** Data section follows **
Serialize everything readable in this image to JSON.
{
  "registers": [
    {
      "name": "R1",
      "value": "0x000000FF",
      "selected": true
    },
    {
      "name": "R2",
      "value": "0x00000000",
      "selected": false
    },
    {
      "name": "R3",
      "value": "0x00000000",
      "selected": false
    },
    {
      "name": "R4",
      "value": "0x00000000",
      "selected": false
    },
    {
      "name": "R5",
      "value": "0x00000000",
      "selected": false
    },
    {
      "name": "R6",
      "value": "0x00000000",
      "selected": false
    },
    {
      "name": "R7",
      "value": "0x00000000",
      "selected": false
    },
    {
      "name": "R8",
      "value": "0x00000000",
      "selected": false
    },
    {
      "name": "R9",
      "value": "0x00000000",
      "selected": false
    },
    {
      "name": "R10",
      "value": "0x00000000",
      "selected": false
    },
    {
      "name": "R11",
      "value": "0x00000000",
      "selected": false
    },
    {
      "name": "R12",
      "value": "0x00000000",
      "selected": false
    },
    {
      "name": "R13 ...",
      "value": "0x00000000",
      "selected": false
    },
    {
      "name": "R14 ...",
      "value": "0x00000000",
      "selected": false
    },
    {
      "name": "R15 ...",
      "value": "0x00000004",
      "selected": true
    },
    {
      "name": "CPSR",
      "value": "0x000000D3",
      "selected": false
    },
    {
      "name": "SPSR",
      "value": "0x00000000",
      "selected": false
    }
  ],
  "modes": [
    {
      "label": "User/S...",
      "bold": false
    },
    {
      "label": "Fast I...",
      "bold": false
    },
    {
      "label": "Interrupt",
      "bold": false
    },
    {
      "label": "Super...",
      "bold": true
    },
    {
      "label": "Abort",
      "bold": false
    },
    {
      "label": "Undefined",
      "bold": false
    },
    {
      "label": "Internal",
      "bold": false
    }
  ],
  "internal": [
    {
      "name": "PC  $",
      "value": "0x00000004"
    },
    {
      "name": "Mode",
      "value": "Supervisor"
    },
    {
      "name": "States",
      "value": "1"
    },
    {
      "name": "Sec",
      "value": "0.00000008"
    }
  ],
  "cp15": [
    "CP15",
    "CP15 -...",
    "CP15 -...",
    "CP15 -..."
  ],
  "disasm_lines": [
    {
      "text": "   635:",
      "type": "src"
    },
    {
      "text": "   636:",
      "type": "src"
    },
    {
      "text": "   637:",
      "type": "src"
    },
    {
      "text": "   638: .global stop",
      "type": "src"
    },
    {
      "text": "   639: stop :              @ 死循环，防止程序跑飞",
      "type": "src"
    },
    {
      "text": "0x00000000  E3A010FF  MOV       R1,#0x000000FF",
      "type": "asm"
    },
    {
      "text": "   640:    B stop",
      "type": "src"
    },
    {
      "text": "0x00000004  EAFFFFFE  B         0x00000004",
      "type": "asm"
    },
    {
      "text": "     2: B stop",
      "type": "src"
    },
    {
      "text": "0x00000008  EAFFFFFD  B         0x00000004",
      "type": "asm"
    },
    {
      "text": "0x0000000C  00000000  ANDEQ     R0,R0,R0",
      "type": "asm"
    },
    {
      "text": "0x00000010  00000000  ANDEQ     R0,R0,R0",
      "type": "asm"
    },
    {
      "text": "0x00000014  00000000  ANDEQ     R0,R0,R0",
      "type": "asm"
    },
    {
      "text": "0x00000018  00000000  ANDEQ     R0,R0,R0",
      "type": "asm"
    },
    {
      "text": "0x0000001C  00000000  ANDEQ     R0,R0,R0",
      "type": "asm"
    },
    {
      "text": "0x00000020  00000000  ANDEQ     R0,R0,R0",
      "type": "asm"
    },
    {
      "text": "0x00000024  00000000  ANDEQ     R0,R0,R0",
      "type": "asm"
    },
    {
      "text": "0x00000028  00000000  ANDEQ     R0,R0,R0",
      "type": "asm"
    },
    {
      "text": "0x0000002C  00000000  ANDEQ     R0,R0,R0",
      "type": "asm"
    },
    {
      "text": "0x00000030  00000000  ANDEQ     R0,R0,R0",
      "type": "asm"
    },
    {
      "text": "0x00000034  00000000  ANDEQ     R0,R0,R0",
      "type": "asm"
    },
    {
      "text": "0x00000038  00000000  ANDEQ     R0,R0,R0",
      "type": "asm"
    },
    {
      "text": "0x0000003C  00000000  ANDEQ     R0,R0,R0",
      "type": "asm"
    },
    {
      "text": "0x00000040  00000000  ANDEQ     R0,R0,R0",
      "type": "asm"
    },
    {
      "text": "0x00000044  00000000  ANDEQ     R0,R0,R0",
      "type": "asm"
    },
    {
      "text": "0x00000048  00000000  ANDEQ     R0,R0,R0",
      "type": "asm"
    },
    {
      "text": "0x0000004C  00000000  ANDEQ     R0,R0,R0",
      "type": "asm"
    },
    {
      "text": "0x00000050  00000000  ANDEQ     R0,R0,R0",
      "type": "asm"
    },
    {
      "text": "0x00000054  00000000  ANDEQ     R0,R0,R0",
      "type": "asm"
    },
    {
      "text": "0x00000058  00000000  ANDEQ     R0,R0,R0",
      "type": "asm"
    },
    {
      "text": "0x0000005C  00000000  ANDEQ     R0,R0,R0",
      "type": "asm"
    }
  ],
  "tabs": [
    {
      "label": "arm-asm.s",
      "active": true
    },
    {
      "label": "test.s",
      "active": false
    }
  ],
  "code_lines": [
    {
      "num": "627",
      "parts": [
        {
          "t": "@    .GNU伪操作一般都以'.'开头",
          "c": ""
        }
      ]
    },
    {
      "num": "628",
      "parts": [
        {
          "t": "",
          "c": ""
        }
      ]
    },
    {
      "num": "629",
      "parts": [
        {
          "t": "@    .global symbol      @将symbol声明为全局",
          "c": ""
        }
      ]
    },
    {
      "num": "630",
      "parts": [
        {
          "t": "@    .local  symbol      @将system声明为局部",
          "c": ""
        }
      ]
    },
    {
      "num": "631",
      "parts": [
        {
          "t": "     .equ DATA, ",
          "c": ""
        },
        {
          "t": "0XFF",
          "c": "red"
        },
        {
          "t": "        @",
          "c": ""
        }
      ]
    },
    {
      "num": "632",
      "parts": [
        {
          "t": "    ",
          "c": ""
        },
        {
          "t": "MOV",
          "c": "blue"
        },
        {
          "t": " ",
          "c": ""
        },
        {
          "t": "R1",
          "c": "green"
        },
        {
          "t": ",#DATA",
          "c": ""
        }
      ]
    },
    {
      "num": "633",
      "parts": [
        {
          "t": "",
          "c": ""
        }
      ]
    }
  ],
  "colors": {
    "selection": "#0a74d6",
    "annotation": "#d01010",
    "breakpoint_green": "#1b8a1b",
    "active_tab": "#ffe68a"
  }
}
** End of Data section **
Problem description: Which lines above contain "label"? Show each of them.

Answer to this exercise:
      "label": "User/S...",
      "label": "Fast I...",
      "label": "Interrupt",
      "label": "Super...",
      "label": "Abort",
      "label": "Undefined",
      "label": "Internal",
      "label": "arm-asm.s",
      "label": "test.s",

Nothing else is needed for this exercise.